Assignment:
Pull every line with "Google" from the data.

The data:
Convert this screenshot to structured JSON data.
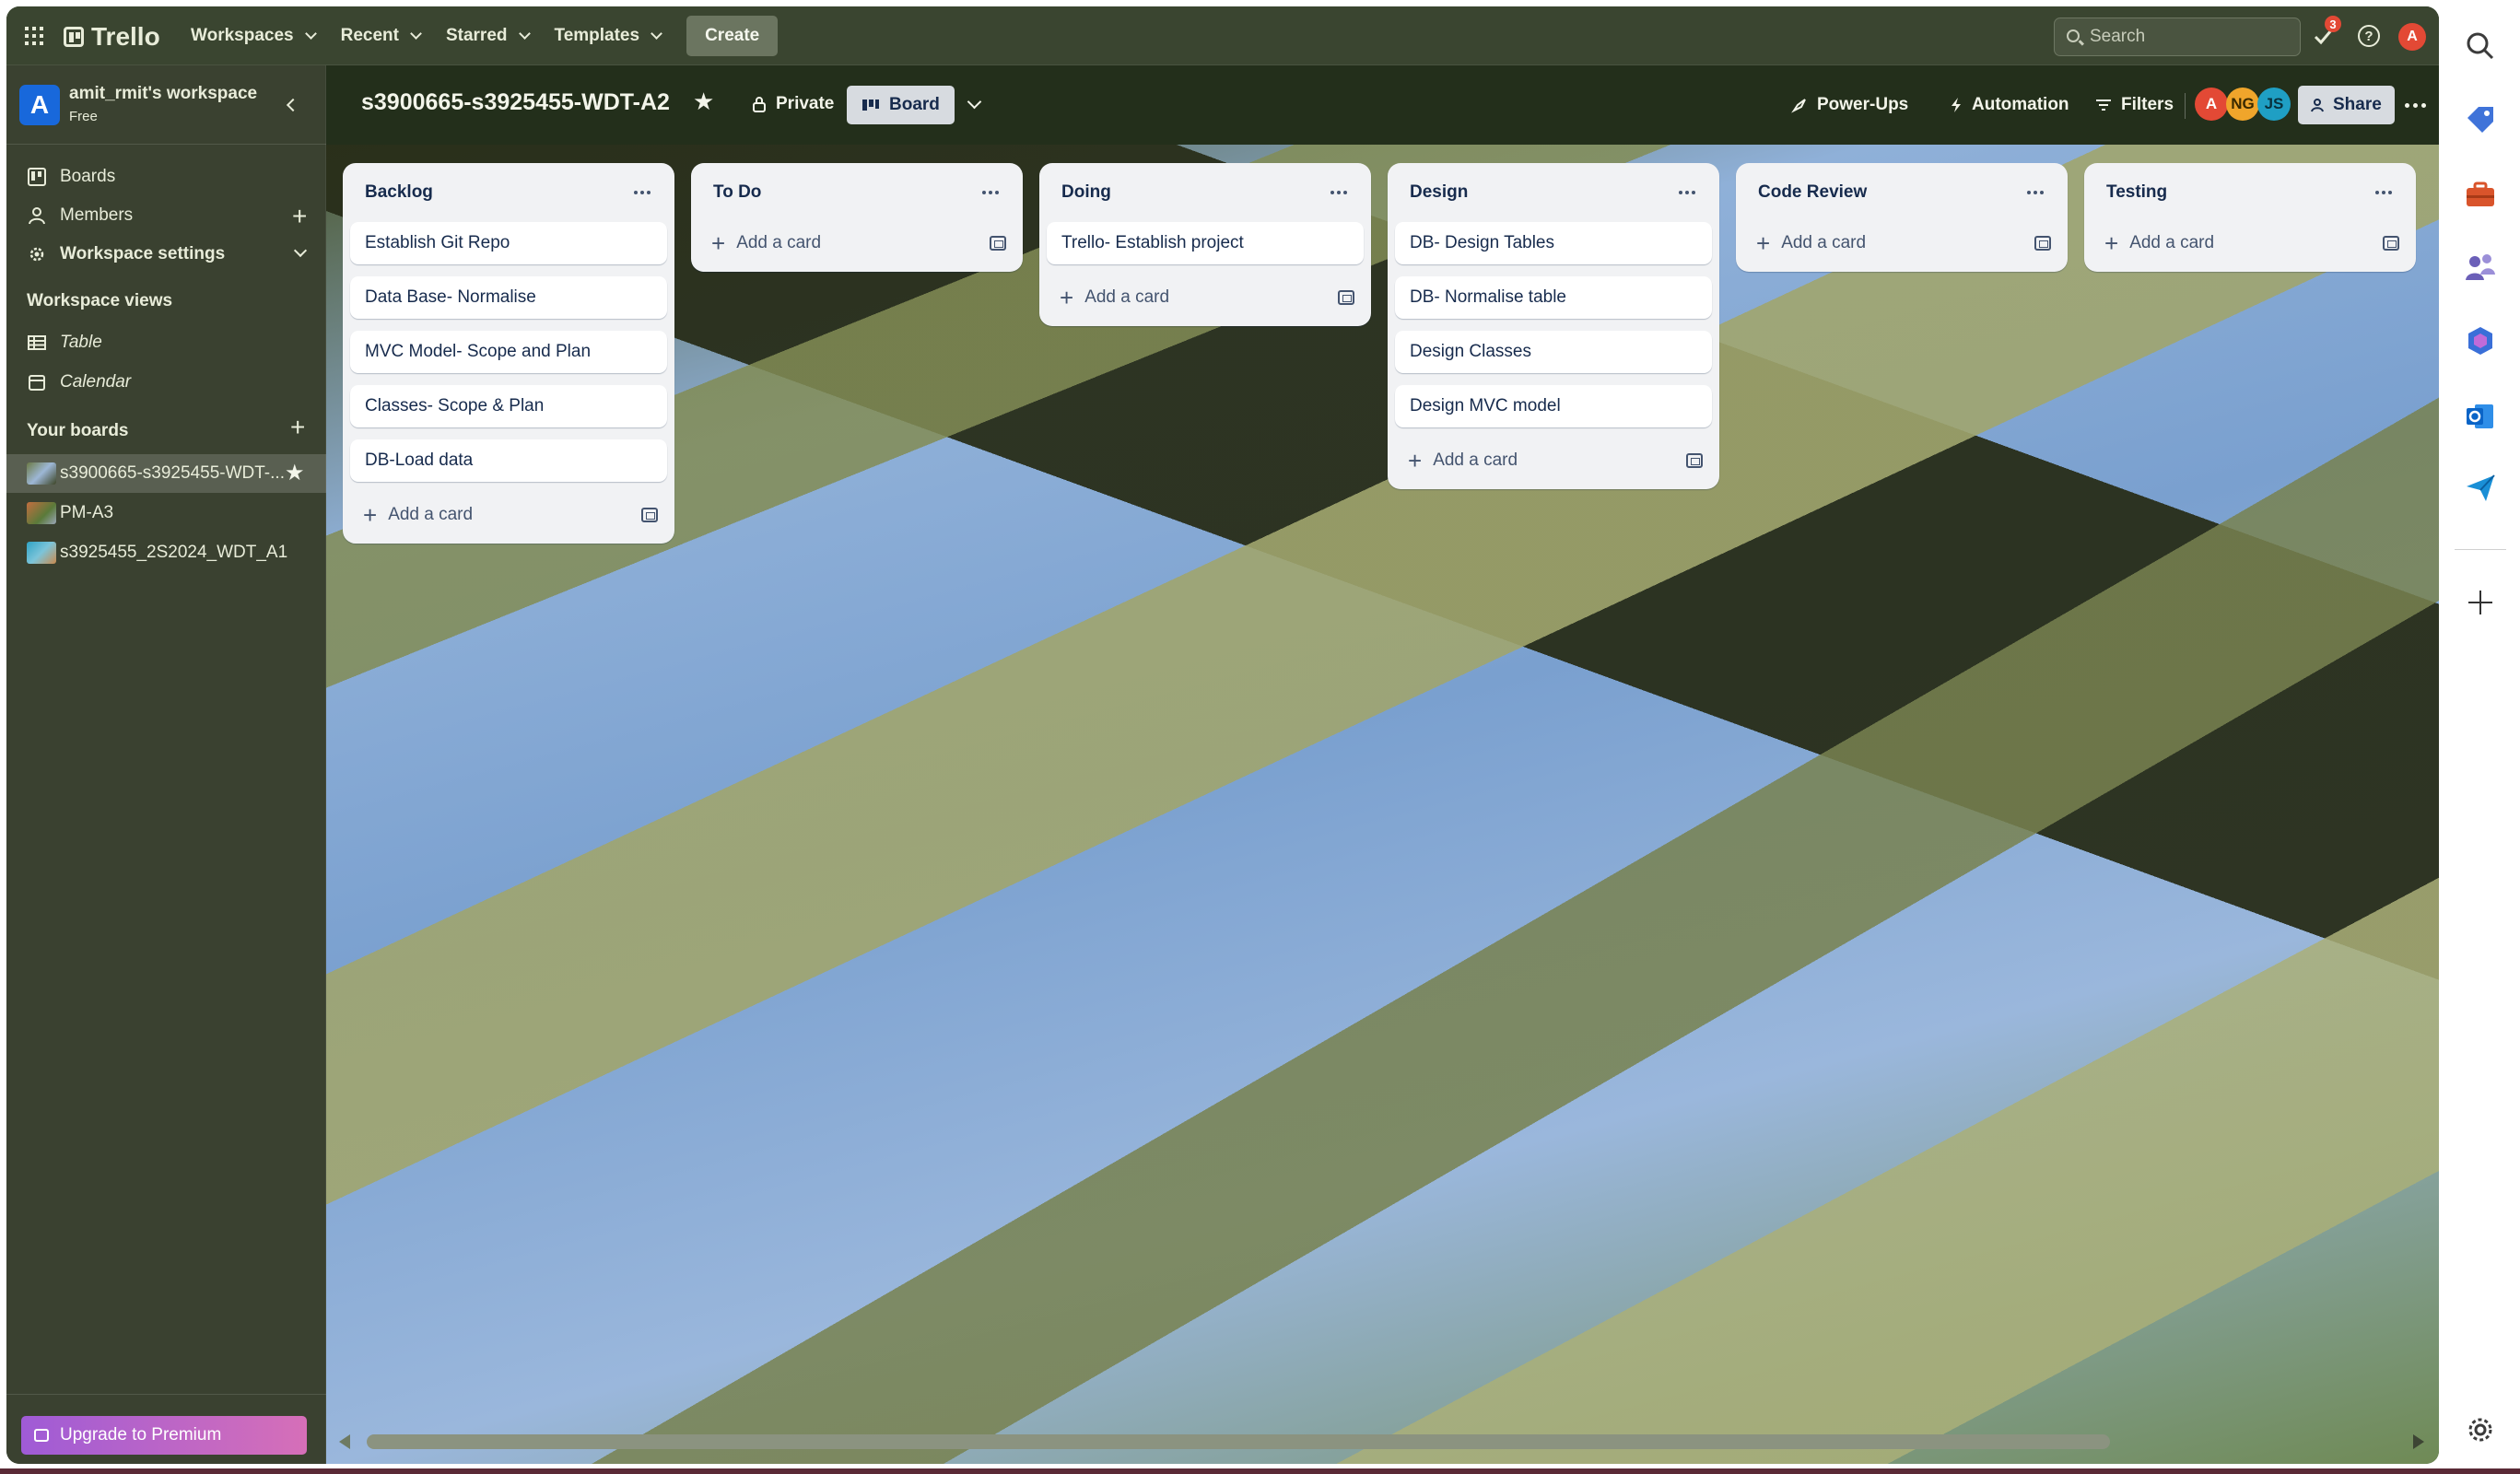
{
  "topnav": {
    "app_name": "Trello",
    "menus": [
      "Workspaces",
      "Recent",
      "Starred",
      "Templates"
    ],
    "create_label": "Create",
    "search_placeholder": "Search",
    "notification_count": "3",
    "avatar_initial": "A"
  },
  "sidebar": {
    "workspace_initial": "A",
    "workspace_name": "amit_rmit's workspace",
    "workspace_plan": "Free",
    "items": [
      {
        "label": "Boards"
      },
      {
        "label": "Members"
      },
      {
        "label": "Workspace settings"
      }
    ],
    "views_heading": "Workspace views",
    "views": [
      {
        "label": "Table"
      },
      {
        "label": "Calendar"
      }
    ],
    "boards_heading": "Your boards",
    "boards": [
      {
        "label": "s3900665-s3925455-WDT-..."
      },
      {
        "label": "PM-A3"
      },
      {
        "label": "s3925455_2S2024_WDT_A1"
      }
    ],
    "upgrade_label": "Upgrade to Premium"
  },
  "board": {
    "title": "s3900665-s3925455-WDT-A2",
    "visibility": "Private",
    "view_label": "Board",
    "powerups_label": "Power-Ups",
    "automation_label": "Automation",
    "filters_label": "Filters",
    "share_label": "Share",
    "members": [
      {
        "initials": "A",
        "color": "#e34935"
      },
      {
        "initials": "NG",
        "color": "#f0a52b"
      },
      {
        "initials": "JS",
        "color": "#1f9fc4"
      }
    ]
  },
  "lists": [
    {
      "title": "Backlog",
      "cards": [
        "Establish Git Repo",
        "Data Base- Normalise",
        "MVC Model- Scope and Plan",
        "Classes- Scope & Plan",
        "DB-Load data"
      ],
      "add_label": "Add a card"
    },
    {
      "title": "To Do",
      "cards": [],
      "add_label": "Add a card"
    },
    {
      "title": "Doing",
      "cards": [
        "Trello- Establish project"
      ],
      "add_label": "Add a card"
    },
    {
      "title": "Design",
      "cards": [
        "DB- Design Tables",
        "DB- Normalise table",
        "Design Classes",
        "Design MVC model"
      ],
      "add_label": "Add a card"
    },
    {
      "title": "Code Review",
      "cards": [],
      "add_label": "Add a card"
    },
    {
      "title": "Testing",
      "cards": [],
      "add_label": "Add a card"
    }
  ],
  "colors": {
    "accent_purple": "#9f5bd6",
    "brand_blue": "#1868db",
    "notification_red": "#e34935"
  }
}
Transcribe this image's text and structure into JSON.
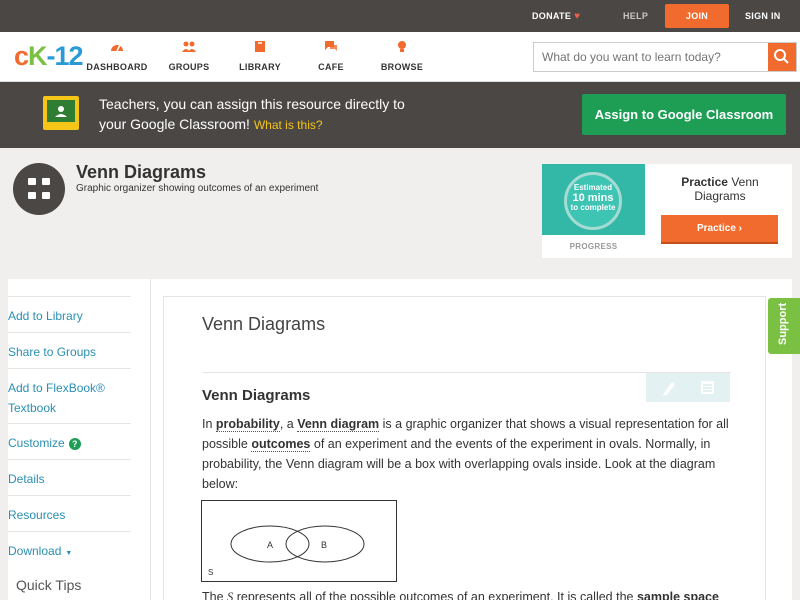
{
  "topbar": {
    "donate": "DONATE",
    "help": "HELP",
    "join": "JOIN",
    "signin": "SIGN IN"
  },
  "logo": {
    "part1": "c",
    "part2": "K",
    "part3": "-12"
  },
  "nav": {
    "items": [
      {
        "label": "DASHBOARD",
        "icon": "dashboard-icon"
      },
      {
        "label": "GROUPS",
        "icon": "groups-icon"
      },
      {
        "label": "LIBRARY",
        "icon": "library-icon"
      },
      {
        "label": "CAFE",
        "icon": "cafe-icon"
      },
      {
        "label": "BROWSE",
        "icon": "browse-icon"
      }
    ],
    "search_placeholder": "What do you want to learn today?"
  },
  "banner": {
    "line1": "Teachers, you can assign this resource directly to",
    "line2": "your Google Classroom!",
    "what_link": "What is this?",
    "assign_label": "Assign to Google Classroom"
  },
  "concept": {
    "title": "Venn Diagrams",
    "subtitle": "Graphic organizer showing outcomes of an experiment"
  },
  "practice": {
    "estimate_line1": "Estimated",
    "estimate_line2": "10 mins",
    "estimate_line3": "to complete",
    "progress_label": "PROGRESS",
    "title_bold": "Practice",
    "title_rest": "Venn",
    "title_line2": "Diagrams",
    "button_label": "Practice"
  },
  "sidebar": {
    "items": [
      {
        "label": "Add to Library"
      },
      {
        "label": "Share to Groups"
      },
      {
        "label": "Add to FlexBook® Textbook"
      },
      {
        "label": "Customize"
      },
      {
        "label": "Details"
      },
      {
        "label": "Resources"
      },
      {
        "label": "Download"
      }
    ],
    "quick_tips": "Quick Tips"
  },
  "article": {
    "title": "Venn Diagrams",
    "section_title": "Venn Diagrams",
    "para_1": "In ",
    "kw_1": "probability",
    "para_2": ", a ",
    "kw_2": "Venn diagram",
    "para_3": " is a graphic organizer that shows a visual representation for all possible ",
    "kw_3": "outcomes",
    "para_4": " of an experiment and the events of the experiment in ovals. Normally, in probability, the Venn diagram will be a box with overlapping ovals inside. Look at the diagram below:",
    "venn_a": "A",
    "venn_b": "B",
    "venn_s": "S",
    "para2_start": "The ",
    "para2_var": "S",
    "para2_mid": " represents all of the possible outcomes of an experiment. It is called the ",
    "para2_kw": "sample space"
  },
  "support_tab": "Support",
  "colors": {
    "accent": "#f26b2e",
    "green": "#1e9d55",
    "teal": "#33b8a8",
    "link": "#2a8fb4"
  }
}
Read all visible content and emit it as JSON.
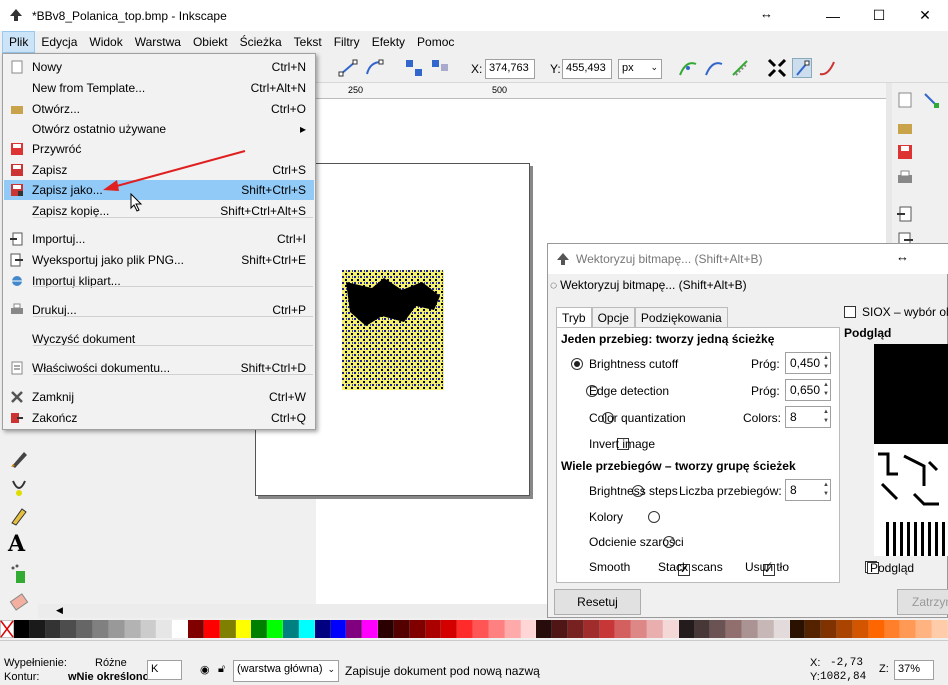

Exercise result:
    "line2": "your Google Classroom!",
    "assign_label": "Assign to Google Classroom"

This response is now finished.